▶ [Exercise brief]:
Print the listing exactly as it stands. Skip every picture.

▶ [Data for review]:

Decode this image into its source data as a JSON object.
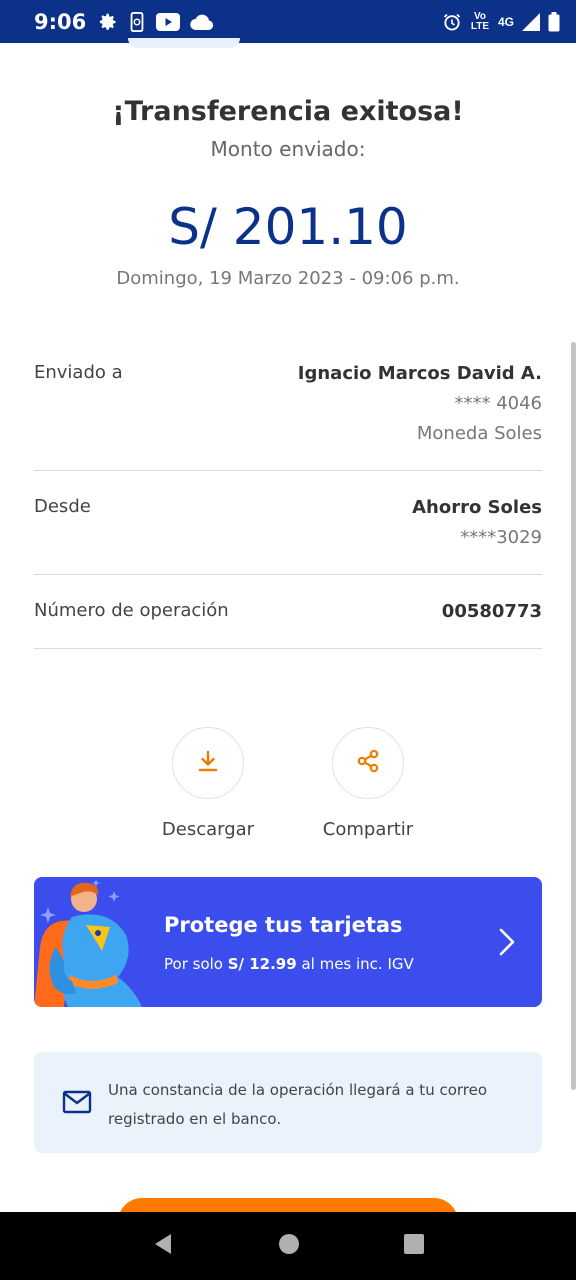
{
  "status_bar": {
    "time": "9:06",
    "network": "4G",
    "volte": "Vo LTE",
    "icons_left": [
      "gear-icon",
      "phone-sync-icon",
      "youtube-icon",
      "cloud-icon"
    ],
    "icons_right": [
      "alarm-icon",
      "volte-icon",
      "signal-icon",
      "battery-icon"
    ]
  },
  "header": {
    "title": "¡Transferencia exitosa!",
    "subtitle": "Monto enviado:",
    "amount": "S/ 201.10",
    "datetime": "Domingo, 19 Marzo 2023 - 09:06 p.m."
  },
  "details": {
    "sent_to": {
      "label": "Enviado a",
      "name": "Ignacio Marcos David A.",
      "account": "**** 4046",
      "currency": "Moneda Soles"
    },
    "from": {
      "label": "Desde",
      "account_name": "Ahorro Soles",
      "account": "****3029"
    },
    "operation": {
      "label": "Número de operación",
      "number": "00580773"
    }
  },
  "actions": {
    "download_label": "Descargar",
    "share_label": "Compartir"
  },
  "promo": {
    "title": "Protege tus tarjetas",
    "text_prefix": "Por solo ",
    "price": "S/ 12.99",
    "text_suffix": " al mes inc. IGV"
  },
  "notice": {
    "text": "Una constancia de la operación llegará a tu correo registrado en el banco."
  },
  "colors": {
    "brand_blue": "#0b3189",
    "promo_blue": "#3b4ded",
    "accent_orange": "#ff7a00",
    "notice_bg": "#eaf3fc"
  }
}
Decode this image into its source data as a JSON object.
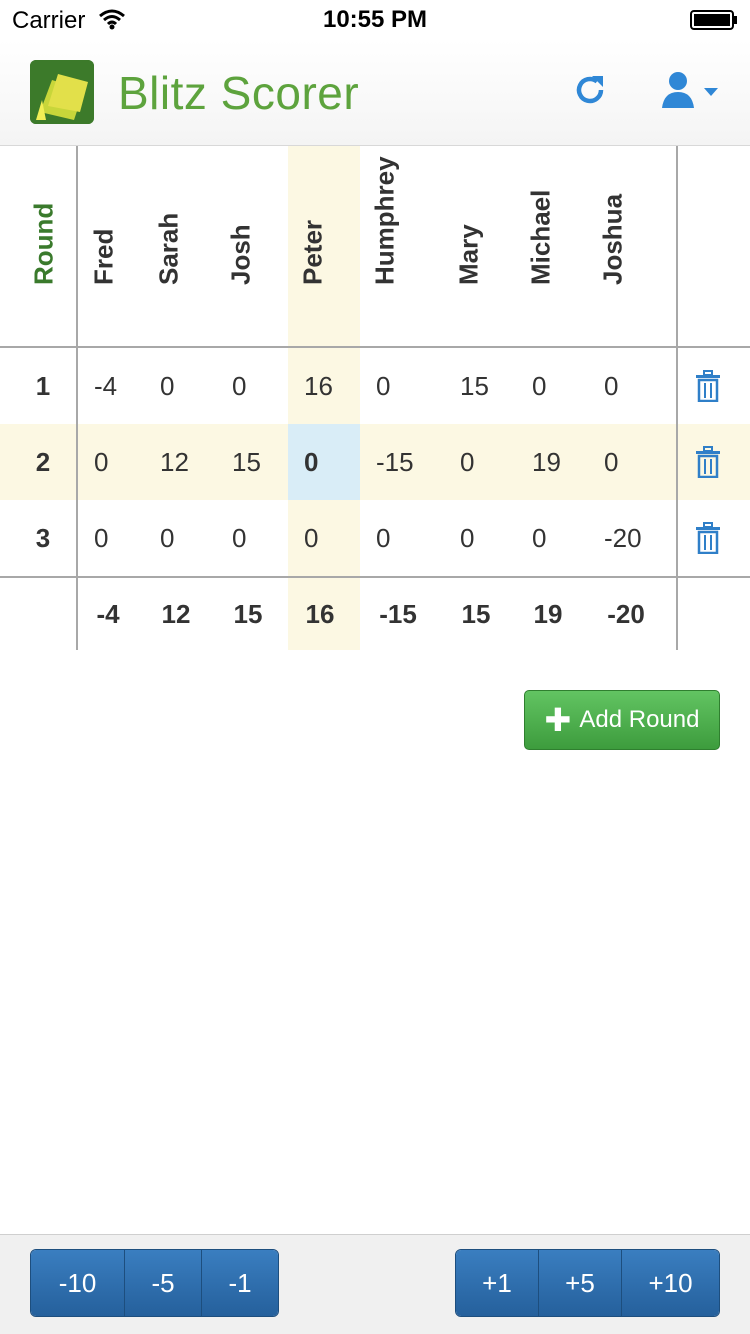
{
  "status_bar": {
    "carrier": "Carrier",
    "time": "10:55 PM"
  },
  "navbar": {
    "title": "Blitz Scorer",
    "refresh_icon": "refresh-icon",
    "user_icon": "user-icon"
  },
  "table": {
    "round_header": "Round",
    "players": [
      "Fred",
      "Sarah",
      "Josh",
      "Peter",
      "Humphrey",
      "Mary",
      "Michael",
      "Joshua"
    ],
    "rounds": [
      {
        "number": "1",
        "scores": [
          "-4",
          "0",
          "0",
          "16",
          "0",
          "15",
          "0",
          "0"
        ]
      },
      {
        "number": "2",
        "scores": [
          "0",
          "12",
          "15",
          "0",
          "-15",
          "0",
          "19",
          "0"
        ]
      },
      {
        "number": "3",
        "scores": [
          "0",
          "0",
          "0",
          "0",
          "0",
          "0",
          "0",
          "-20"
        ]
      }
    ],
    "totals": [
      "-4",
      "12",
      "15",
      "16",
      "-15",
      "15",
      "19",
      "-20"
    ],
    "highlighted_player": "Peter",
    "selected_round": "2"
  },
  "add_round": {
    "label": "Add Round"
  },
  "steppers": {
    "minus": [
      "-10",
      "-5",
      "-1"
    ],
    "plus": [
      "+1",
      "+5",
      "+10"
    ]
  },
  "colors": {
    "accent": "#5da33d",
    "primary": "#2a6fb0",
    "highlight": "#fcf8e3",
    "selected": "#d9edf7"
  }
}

▶ [Task result]:
Decode this image into its source data as a JSON object.
{
  "status_bar": {
    "time": "9:06",
    "network": "4G",
    "volte": "Vo LTE",
    "icons_left": [
      "gear-icon",
      "phone-sync-icon",
      "youtube-icon",
      "cloud-icon"
    ],
    "icons_right": [
      "alarm-icon",
      "volte-icon",
      "signal-icon",
      "battery-icon"
    ]
  },
  "header": {
    "title": "¡Transferencia exitosa!",
    "subtitle": "Monto enviado:",
    "amount": "S/ 201.10",
    "datetime": "Domingo, 19 Marzo 2023 - 09:06 p.m."
  },
  "details": {
    "sent_to": {
      "label": "Enviado a",
      "name": "Ignacio Marcos David A.",
      "account": "**** 4046",
      "currency": "Moneda Soles"
    },
    "from": {
      "label": "Desde",
      "account_name": "Ahorro Soles",
      "account": "****3029"
    },
    "operation": {
      "label": "Número de operación",
      "number": "00580773"
    }
  },
  "actions": {
    "download_label": "Descargar",
    "share_label": "Compartir"
  },
  "promo": {
    "title": "Protege tus tarjetas",
    "text_prefix": "Por solo ",
    "price": "S/ 12.99",
    "text_suffix": " al mes inc. IGV"
  },
  "notice": {
    "text": "Una constancia de la operación llegará a tu correo registrado en el banco."
  },
  "colors": {
    "brand_blue": "#0b3189",
    "promo_blue": "#3b4ded",
    "accent_orange": "#ff7a00",
    "notice_bg": "#eaf3fc"
  }
}
Decode this image into its source data as a JSON object.
{
  "status_bar": {
    "carrier": "Carrier",
    "time": "10:55 PM"
  },
  "navbar": {
    "title": "Blitz Scorer",
    "refresh_icon": "refresh-icon",
    "user_icon": "user-icon"
  },
  "table": {
    "round_header": "Round",
    "players": [
      "Fred",
      "Sarah",
      "Josh",
      "Peter",
      "Humphrey",
      "Mary",
      "Michael",
      "Joshua"
    ],
    "rounds": [
      {
        "number": "1",
        "scores": [
          "-4",
          "0",
          "0",
          "16",
          "0",
          "15",
          "0",
          "0"
        ]
      },
      {
        "number": "2",
        "scores": [
          "0",
          "12",
          "15",
          "0",
          "-15",
          "0",
          "19",
          "0"
        ]
      },
      {
        "number": "3",
        "scores": [
          "0",
          "0",
          "0",
          "0",
          "0",
          "0",
          "0",
          "-20"
        ]
      }
    ],
    "totals": [
      "-4",
      "12",
      "15",
      "16",
      "-15",
      "15",
      "19",
      "-20"
    ],
    "highlighted_player": "Peter",
    "selected_round": "2"
  },
  "add_round": {
    "label": "Add Round"
  },
  "steppers": {
    "minus": [
      "-10",
      "-5",
      "-1"
    ],
    "plus": [
      "+1",
      "+5",
      "+10"
    ]
  },
  "colors": {
    "accent": "#5da33d",
    "primary": "#2a6fb0",
    "highlight": "#fcf8e3",
    "selected": "#d9edf7"
  }
}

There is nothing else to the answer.